Laparoscopy is a way of doing surgery without making a large incision (cut). A thin tube known as the laparoscope is inserted into the abdomen through a small incision. The laparoscope allows your doctor to see the pelvic organs. If a problem needs to be treated, other instruments are used. These instruments are inserted either through the laparoscope or through other small cuts in your abdomen.

Laparoscopy often is done as outpatient surgery. You usually can go home the same day, after you have recovered from the anesthesia. More complex procedures, such as laparoscopic hysterectomy, may require an overnight stay in the hospital.

What anesthesia is used for laparoscopic surgery?

You will be given general anesthesia before surgery that puts you to sleep and blocks the pain. Regional anesthesia instead of general anesthesia may be used. This type of anesthesia numbs the area, but you remain awake.

How is laparoscopic surgery performed?

Your provider will make a small incision in your navel and insert the laparoscope. The abdomen will be filled with a gas (carbon dioxide or nitrous oxide). The abdomen filled with gas allows the pelvic reproductive organs to be seen more clearly. The laparoscope shows the pelvic organs on a screen. Other incisions may be made in the abdomen for surgical instruments. These incisions usually are no more than one half an inch long. Another instrument, called a uterine manipulator, may be inserted through the cervix and into the uterus. This instrument is used to move the organs into view.

What is involved during recovery?

If you had general anesthesia, you will wake up in the recovery room. You will feel sleepy and may have nausea from the anesthesia. You will need someone to drive you home if you have had an outpatient procedure. You may feel tired and have some discomfort for a few days after the procedure. You may be sore around the incisions made in your abdomen and navel.

Sometimes, the tube put in your throat to help you breathe during the surgery may give you a sore throat for a few days. If so, try throat lozenges or gargle with warm salt water. You may feel pain in your shoulder or back caused from the gas used during the procedure. It goes away on its own within hours or a day or two. If pain and nausea do not go away after a few days or become worse, you should contact your health care provider. 

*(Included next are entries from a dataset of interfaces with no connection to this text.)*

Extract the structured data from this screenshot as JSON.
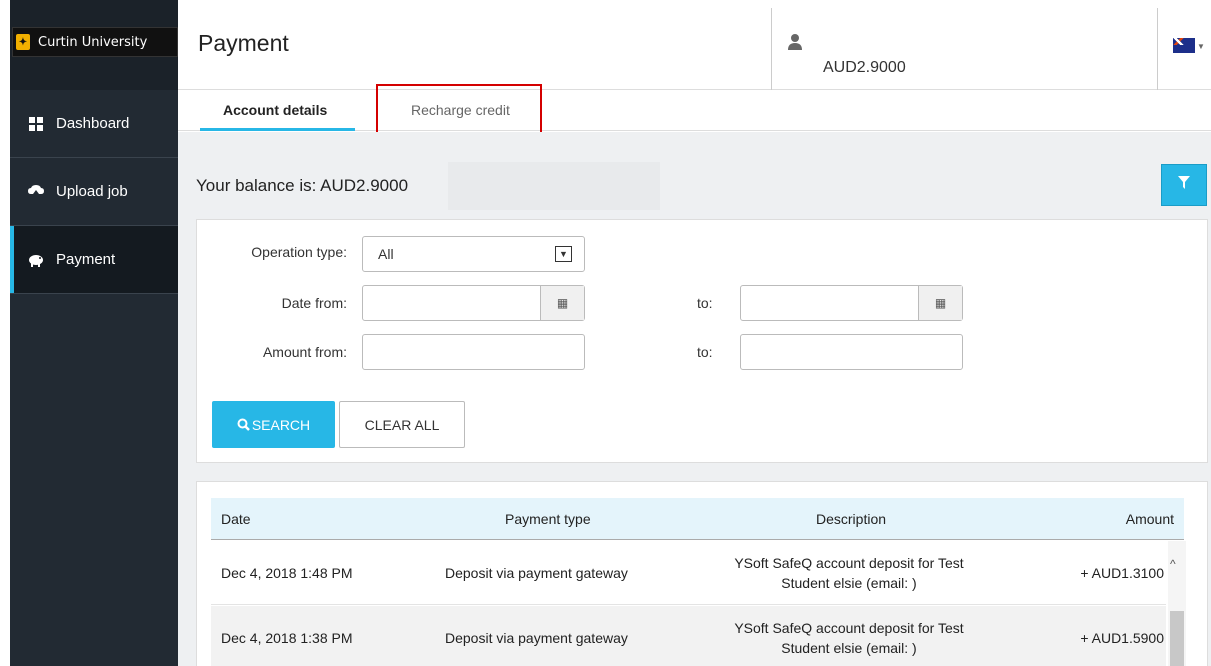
{
  "sidebar": {
    "brand": "Curtin University",
    "items": [
      {
        "label": "Dashboard",
        "icon": "grid-icon"
      },
      {
        "label": "Upload job",
        "icon": "cloud-upload-icon"
      },
      {
        "label": "Payment",
        "icon": "piggy-bank-icon"
      }
    ],
    "active": "Payment"
  },
  "header": {
    "title": "Payment",
    "balance": "AUD2.9000",
    "language_flag": "australia-flag-icon"
  },
  "tabs": [
    {
      "label": "Account details",
      "active": true
    },
    {
      "label": "Recharge credit",
      "active": false
    }
  ],
  "main": {
    "balance_text": "Your balance is: AUD2.9000"
  },
  "filters": {
    "operation_type_label": "Operation type:",
    "operation_type_value": "All",
    "date_from_label": "Date from:",
    "date_to_label": "to:",
    "amount_from_label": "Amount from:",
    "amount_to_label": "to:",
    "search_label": "SEARCH",
    "clear_label": "CLEAR ALL"
  },
  "table": {
    "columns": [
      "Date",
      "Payment type",
      "Description",
      "Amount"
    ],
    "rows": [
      {
        "date": "Dec 4, 2018 1:48 PM",
        "type": "Deposit via payment gateway",
        "desc1": "YSoft SafeQ account deposit for Test",
        "desc2": "Student elsie (email: )",
        "amount": "+ AUD1.3100"
      },
      {
        "date": "Dec 4, 2018 1:38 PM",
        "type": "Deposit via payment gateway",
        "desc1": "YSoft SafeQ account deposit for Test",
        "desc2": "Student elsie (email: )",
        "amount": "+ AUD1.5900"
      }
    ]
  },
  "colors": {
    "accent": "#27b7e6",
    "sidebar": "#222a33",
    "highlight": "#d40000"
  }
}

Your health care provider will let you know when you can get back to your normal activities. For minor procedures, it is often 1–2 days after the surgery. For more complex procedures, it can take longer. You may be told to avoid heavy activity or exercise.

Call our office at 770-887-0559  if you have any of the following signs or symptoms:

  • Fever
  • Pain that is severe or gets worse
  • Heavy vaginal bleeding
  • Redness, swelling, or discharge from the incision
  • Fainting

Laparoscopic Benefits:

Laparoscopy has many benefits including less pain than other abdominal surgery. The risk of infection is lower. You will be able to recover from laparoscopic surgery faster than from open abdominal surgery. It often can be done as outpatient surgery, so you usually will not have to spend the night in the hospital. The smaller incisions allow you to heal faster and have smaller scars.


As with any surgery, there is a small risk of problems with laparoscopy. These risks include:

  • Bleeding or hernia in the incision sites
  • Internal bleeding
  • Infection
  • Injury to internal organs
  • Problems caused by anesthesia

Sometimes the problems do not appear right away. The risk that a problem will occur is related to the type of surgery that is performed. The more complex the surgery, the greater the risk.

In some cases, the surgeon decides that a laparoscopy cannot be done during the surgery. An abdominal incision is made instead. If this happens, you may need to stay in the hospital for a day or two. Your recovery also will take longer.